:: WHAT TO DO ::
Please restate every record below word for word and skip the pictures.

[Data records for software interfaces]
=== Begin Enclosure ===
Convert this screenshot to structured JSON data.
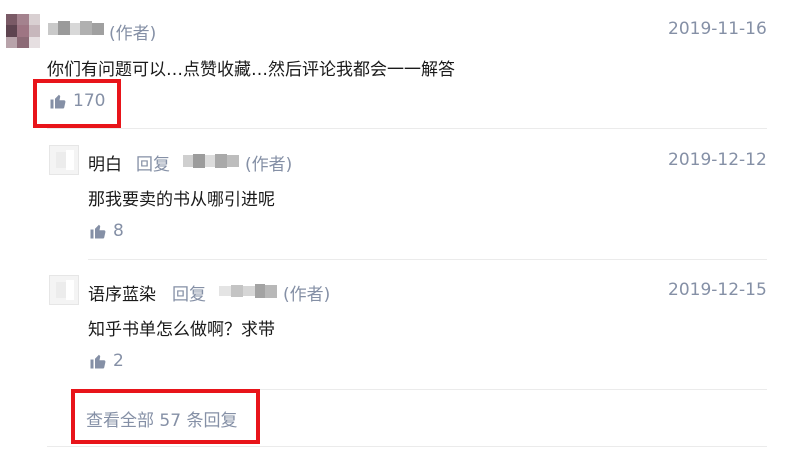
{
  "comments": [
    {
      "author_tag": "(作者)",
      "text": "你们有问题可以…点赞收藏…然后评论我都会一一解答",
      "date": "2019-11-16",
      "likes": "170",
      "highlighted_likes": true
    }
  ],
  "replies": [
    {
      "author": "明白",
      "reply_word": "回复",
      "target_tag": "(作者)",
      "text": "那我要卖的书从哪引进呢",
      "date": "2019-12-12",
      "likes": "8"
    },
    {
      "author": "语序蓝染",
      "reply_word": "回复",
      "target_tag": "(作者)",
      "text": "知乎书单怎么做啊？求带",
      "date": "2019-12-15",
      "likes": "2"
    }
  ],
  "view_all_replies": "查看全部 57 条回复",
  "colors": {
    "meta": "#8590a6",
    "highlight": "#e8141a",
    "text": "#1a1a1a"
  },
  "icons": {
    "like": "thumbs-up-icon"
  }
}
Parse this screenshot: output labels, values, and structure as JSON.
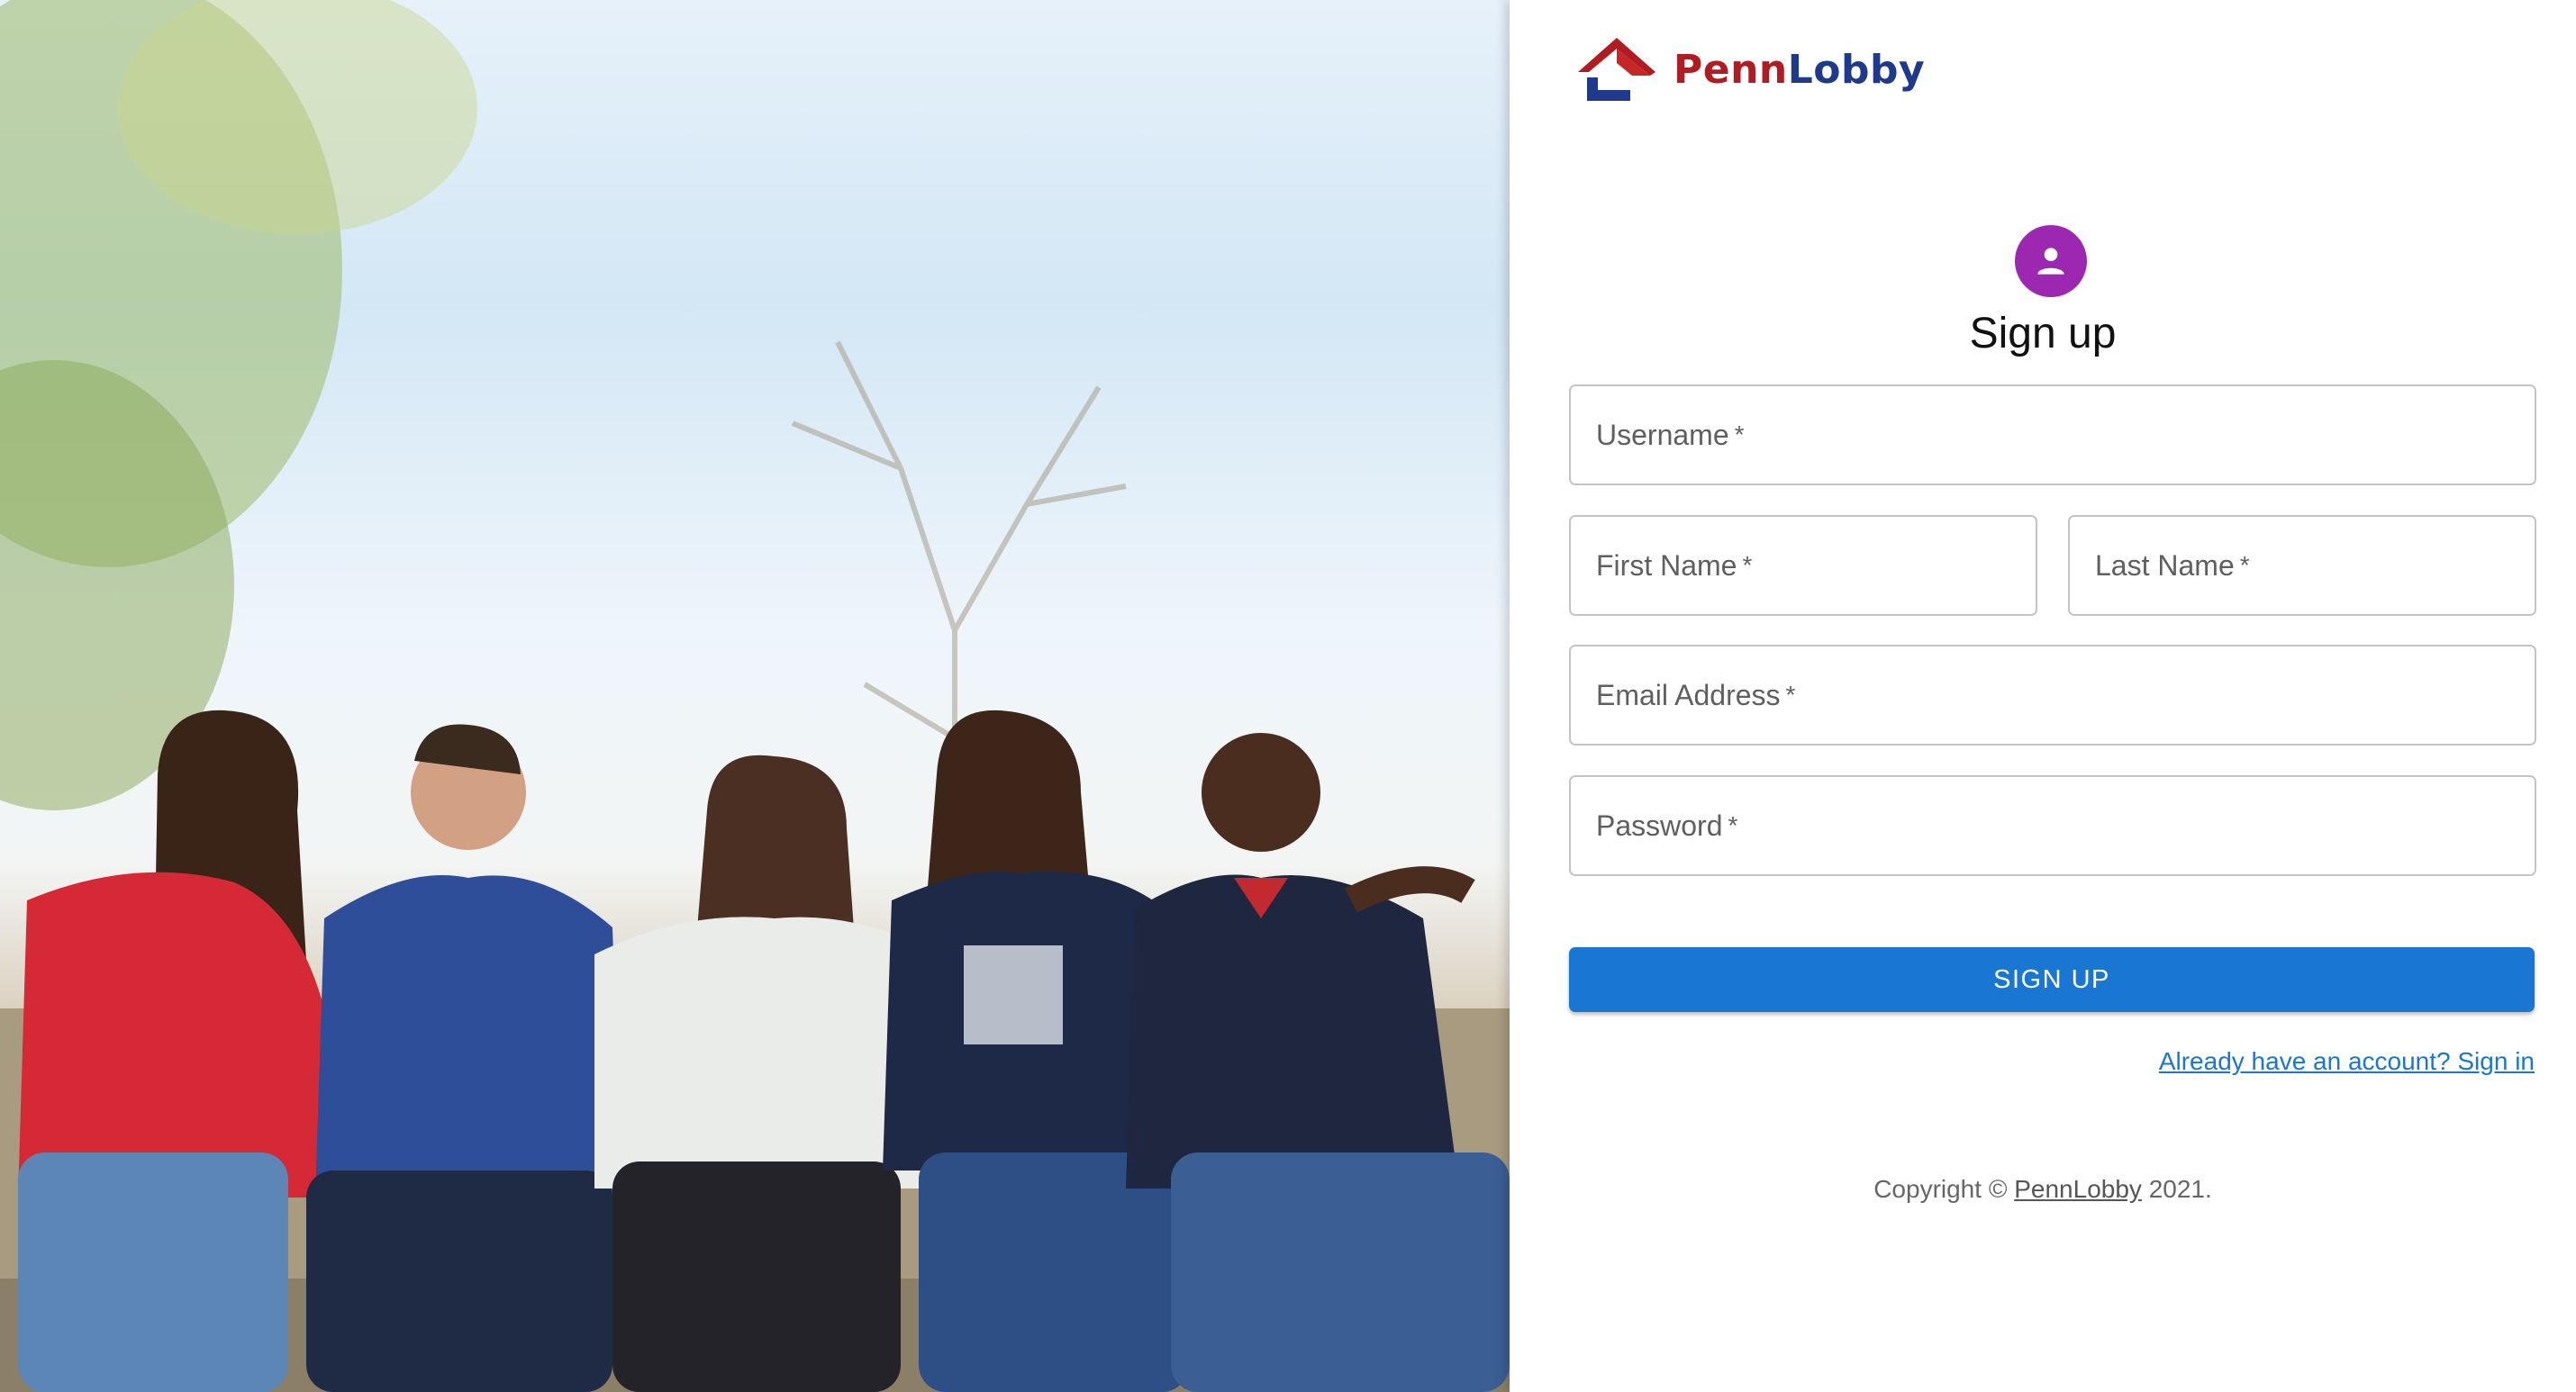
{
  "brand": {
    "name_part1": "Penn",
    "name_part2": "Lobby"
  },
  "form": {
    "title": "Sign up",
    "username_label": "Username",
    "first_name_label": "First Name",
    "last_name_label": "Last Name",
    "email_label": "Email Address",
    "password_label": "Password",
    "required_marker": "*",
    "submit_label": "SIGN UP",
    "signin_link": "Already have an account? Sign in"
  },
  "footer": {
    "prefix": "Copyright © ",
    "link": "PennLobby",
    "suffix": " 2021."
  },
  "colors": {
    "avatar": "#9c27b0",
    "button": "#1976d2",
    "brand_red": "#b01c22",
    "brand_blue": "#1f3a8c"
  },
  "icons": {
    "avatar_icon": "person-icon",
    "logo_icon": "house-icon"
  }
}
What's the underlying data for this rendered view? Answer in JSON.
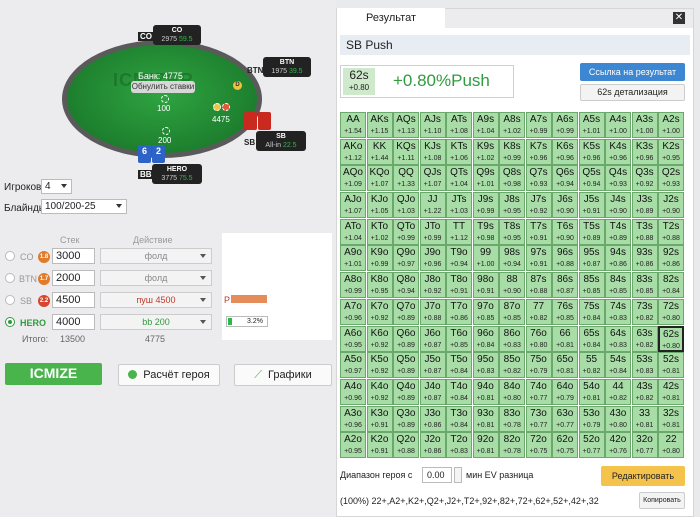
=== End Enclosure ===
:: SOLVED EXERCISE ::
Convert this screenshot to structured JSON data.
{
  "comments": [
    {
      "author_tag": "(作者)",
      "text": "你们有问题可以…点赞收藏…然后评论我都会一一解答",
      "date": "2019-11-16",
      "likes": "170",
      "highlighted_likes": true
    }
  ],
  "replies": [
    {
      "author": "明白",
      "reply_word": "回复",
      "target_tag": "(作者)",
      "text": "那我要卖的书从哪引进呢",
      "date": "2019-12-12",
      "likes": "8"
    },
    {
      "author": "语序蓝染",
      "reply_word": "回复",
      "target_tag": "(作者)",
      "text": "知乎书单怎么做啊？求带",
      "date": "2019-12-15",
      "likes": "2"
    }
  ],
  "view_all_replies": "查看全部 57 条回复",
  "colors": {
    "meta": "#8590a6",
    "highlight": "#e8141a",
    "text": "#1a1a1a"
  },
  "icons": {
    "like": "thumbs-up-icon"
  }
}
Parse this screenshot: output labels, values, and structure as JSON.
{
  "brand": {
    "name_part1": "Penn",
    "name_part2": "Lobby"
  },
  "form": {
    "title": "Sign up",
    "username_label": "Username",
    "first_name_label": "First Name",
    "last_name_label": "Last Name",
    "email_label": "Email Address",
    "password_label": "Password",
    "required_marker": "*",
    "submit_label": "SIGN UP",
    "signin_link": "Already have an account? Sign in"
  },
  "footer": {
    "prefix": "Copyright © ",
    "link": "PennLobby",
    "suffix": " 2021."
  },
  "colors": {
    "avatar": "#9c27b0",
    "button": "#1976d2",
    "brand_red": "#b01c22",
    "brand_blue": "#1f3a8c"
  },
  "icons": {
    "avatar_icon": "person-icon",
    "logo_icon": "house-icon"
  }
}
What's the underlying data for this rendered view? Answer in JSON.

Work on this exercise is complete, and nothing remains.